When my other grandfather (paternal) died a year or two later, the family was prepared for it, for he had cancer of the pancreas, leading to uncontrollable diabetes and, eventually, multiple organ failure. It wasn’t possible for my father or his Delhiite elder brother to leave their jobs for an indefinite period. My mother’s service was called for. I was still convalescing from jaundice and so accompanied her, and was put under a lady tutor. I witnessed my দাদু’s growing agony first hand but was not scarred in the process to the great disappointment of a few nosey relatives of mine. And, from Mr. Bhowmik, the paramedic, I quickly learned the cumbrous titrative process of determining the sugar level in দাদু’s urine. The paramedic was not needed to come every day after I became a veritable adept. Later, my জ্যেঠি and পিসি too were commandeered to tide over the crisis that got too big for my mother and grandmother. ওগো দাদু, I called him that for grandma used to address him obliquely as ওগো (are-you-listening is the nearest translation), was not demonstrative in his affection.
Whenever in Calcutta, I used to accompany him to the lakes in his evening constitutionals, before he fell ill. Every few yards he would stop to speak to acquaintances (he had far too many), discuss their prognosis with his non-paying patients — usually bhistiwallahs (they supplied water to his flat in buffalo-skin bags for the supply line was unreliable; already a vanishing breed at that time, like those who walked miles to light the gas-fired street lamps on Ramani Chatterjee Street seen clearly from grandfather’s bedroom window) and homebound maidservants — and also making his presence known to several of his friends, young and old, who happened to be looking on from their balconies.

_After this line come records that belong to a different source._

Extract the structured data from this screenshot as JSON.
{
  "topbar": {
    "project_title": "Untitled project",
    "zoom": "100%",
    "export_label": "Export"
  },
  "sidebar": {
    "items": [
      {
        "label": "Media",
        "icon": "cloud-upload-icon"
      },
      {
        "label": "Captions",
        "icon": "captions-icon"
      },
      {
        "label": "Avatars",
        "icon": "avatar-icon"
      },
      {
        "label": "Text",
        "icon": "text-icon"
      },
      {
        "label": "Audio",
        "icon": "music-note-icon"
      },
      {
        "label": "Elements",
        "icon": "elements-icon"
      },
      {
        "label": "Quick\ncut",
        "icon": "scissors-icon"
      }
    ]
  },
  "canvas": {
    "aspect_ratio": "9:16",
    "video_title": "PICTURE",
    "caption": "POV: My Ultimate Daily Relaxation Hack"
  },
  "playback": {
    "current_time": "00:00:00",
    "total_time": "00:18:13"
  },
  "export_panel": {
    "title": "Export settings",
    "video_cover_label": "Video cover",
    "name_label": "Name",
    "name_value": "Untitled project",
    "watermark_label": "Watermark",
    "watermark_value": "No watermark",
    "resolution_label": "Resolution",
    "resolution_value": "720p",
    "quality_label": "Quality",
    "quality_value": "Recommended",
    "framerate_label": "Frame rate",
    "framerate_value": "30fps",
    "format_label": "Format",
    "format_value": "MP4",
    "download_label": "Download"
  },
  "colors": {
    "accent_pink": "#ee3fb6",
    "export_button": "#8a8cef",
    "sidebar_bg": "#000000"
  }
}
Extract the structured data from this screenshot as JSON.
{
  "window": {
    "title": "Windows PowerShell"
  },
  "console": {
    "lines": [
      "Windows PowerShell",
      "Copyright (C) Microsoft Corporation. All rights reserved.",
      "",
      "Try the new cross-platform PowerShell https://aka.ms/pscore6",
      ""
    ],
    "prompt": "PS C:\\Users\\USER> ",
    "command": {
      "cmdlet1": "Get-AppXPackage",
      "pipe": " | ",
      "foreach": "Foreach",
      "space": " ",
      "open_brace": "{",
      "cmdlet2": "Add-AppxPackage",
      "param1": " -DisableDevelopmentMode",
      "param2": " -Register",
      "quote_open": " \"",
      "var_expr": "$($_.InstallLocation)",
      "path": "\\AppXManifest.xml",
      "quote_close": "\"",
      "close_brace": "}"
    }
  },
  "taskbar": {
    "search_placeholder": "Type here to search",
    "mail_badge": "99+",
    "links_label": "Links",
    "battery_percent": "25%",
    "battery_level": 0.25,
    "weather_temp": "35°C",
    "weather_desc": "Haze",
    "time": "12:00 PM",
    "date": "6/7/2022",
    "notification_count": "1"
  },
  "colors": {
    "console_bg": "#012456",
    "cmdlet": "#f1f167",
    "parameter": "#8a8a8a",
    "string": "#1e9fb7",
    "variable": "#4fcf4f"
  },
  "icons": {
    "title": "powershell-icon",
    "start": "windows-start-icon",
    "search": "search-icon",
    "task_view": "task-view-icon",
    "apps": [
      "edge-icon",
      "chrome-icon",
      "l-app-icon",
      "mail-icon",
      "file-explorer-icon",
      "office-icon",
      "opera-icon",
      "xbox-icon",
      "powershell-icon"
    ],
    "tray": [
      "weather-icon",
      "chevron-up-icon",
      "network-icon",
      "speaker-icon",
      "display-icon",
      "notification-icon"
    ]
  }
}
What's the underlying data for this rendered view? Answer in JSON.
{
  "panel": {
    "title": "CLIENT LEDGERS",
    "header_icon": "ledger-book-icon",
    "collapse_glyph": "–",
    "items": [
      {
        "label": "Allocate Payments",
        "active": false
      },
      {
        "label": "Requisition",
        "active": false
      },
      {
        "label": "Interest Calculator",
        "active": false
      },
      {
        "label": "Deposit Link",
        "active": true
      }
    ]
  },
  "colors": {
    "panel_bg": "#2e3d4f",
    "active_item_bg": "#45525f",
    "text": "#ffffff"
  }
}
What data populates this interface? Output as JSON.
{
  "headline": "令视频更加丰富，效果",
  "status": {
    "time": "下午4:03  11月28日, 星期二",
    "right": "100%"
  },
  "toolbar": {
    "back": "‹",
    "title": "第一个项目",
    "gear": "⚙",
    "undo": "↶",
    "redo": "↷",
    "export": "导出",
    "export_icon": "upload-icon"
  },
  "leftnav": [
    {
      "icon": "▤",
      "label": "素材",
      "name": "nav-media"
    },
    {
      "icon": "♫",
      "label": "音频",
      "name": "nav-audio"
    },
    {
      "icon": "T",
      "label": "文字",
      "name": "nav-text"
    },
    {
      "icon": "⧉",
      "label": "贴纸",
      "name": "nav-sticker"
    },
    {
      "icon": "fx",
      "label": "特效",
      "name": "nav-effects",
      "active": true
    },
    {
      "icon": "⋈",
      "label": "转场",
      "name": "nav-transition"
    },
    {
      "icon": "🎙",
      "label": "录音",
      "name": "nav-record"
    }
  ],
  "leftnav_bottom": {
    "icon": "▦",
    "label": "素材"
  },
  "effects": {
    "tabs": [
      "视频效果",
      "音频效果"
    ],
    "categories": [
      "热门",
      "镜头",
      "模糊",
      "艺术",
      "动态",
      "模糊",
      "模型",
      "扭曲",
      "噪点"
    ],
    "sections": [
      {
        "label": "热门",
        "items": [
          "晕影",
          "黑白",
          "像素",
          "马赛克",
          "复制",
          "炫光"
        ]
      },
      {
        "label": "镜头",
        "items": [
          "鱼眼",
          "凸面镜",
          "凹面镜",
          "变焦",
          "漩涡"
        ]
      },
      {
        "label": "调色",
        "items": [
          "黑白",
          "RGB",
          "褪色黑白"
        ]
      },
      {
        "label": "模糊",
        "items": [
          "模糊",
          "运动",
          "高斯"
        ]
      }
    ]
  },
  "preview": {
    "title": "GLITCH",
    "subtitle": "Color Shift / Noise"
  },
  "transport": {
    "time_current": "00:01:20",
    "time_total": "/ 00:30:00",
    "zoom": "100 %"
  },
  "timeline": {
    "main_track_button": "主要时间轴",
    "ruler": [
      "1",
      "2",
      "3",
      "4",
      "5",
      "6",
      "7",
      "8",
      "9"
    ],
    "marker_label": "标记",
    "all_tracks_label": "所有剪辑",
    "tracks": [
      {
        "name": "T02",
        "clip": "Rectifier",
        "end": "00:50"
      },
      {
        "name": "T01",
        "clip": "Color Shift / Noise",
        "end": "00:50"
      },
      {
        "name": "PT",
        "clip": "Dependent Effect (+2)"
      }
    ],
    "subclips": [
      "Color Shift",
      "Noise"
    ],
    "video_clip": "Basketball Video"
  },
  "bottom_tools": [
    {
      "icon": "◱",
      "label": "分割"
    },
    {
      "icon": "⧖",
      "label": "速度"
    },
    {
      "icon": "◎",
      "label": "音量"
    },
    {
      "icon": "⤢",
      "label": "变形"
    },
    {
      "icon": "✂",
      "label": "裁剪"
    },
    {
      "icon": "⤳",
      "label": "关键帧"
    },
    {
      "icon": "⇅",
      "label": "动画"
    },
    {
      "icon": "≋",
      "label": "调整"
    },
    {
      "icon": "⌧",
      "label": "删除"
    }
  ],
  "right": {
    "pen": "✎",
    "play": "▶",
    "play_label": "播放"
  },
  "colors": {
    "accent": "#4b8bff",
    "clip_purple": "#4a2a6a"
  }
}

He narrated the stories of the Iliad and the Odyssey to me in between, and tales of the Arabian nights, and explained some finer points of diagnosis or medicine. “Never be a doctor when you grow up”, he told me once, though he was one and belonged to the vaidya caste of medicos. “Not one of my relatives has ever earned much, for they were too soft to ask for what was their due; মহাশয় হইলে মহত বিষয়-আশয় হয়না“. I remember that my father, জ্যেঠা and my elder cousin from Delhi were there too when his end came. After his death (which must have been a great relief for him and his dear ones), grandmother refused to leave the house for our one-horse town with all its সাহেবি amenities available at least once a week.
That was when The Ten Commandments was running in the New Empire. Father, with his fresh-tonsured head (not that that made too much of a difference to his advancing baldness), took all of us cousins to see it, so as to relieve us from what he saw as “an unhealthy, oppressive air”. All the spectators in the hall would stare rudely at my his pate, for Yule Brynner, with a shinier one, played Rameses II in the Cecil B. DeMille blockbuster.
I vividly remember the smallest details of his illness and death but his death, for some reason, never got enmeshed in the tangled cluster of my firefly grief. May be I was a bit grown up, a little wiser by then.
The small town that was my home for many more years to come was great to grow up in for all its positive attributes, if you didn’t count the frog-in-the-well existence as too bad, but, for me, the miasma of sadness refused to clear up ever, though leaving the IOQ for the Estate was very much a part of that.
That wasn’t the end of my growth pangs.
(To be continued to other episodes)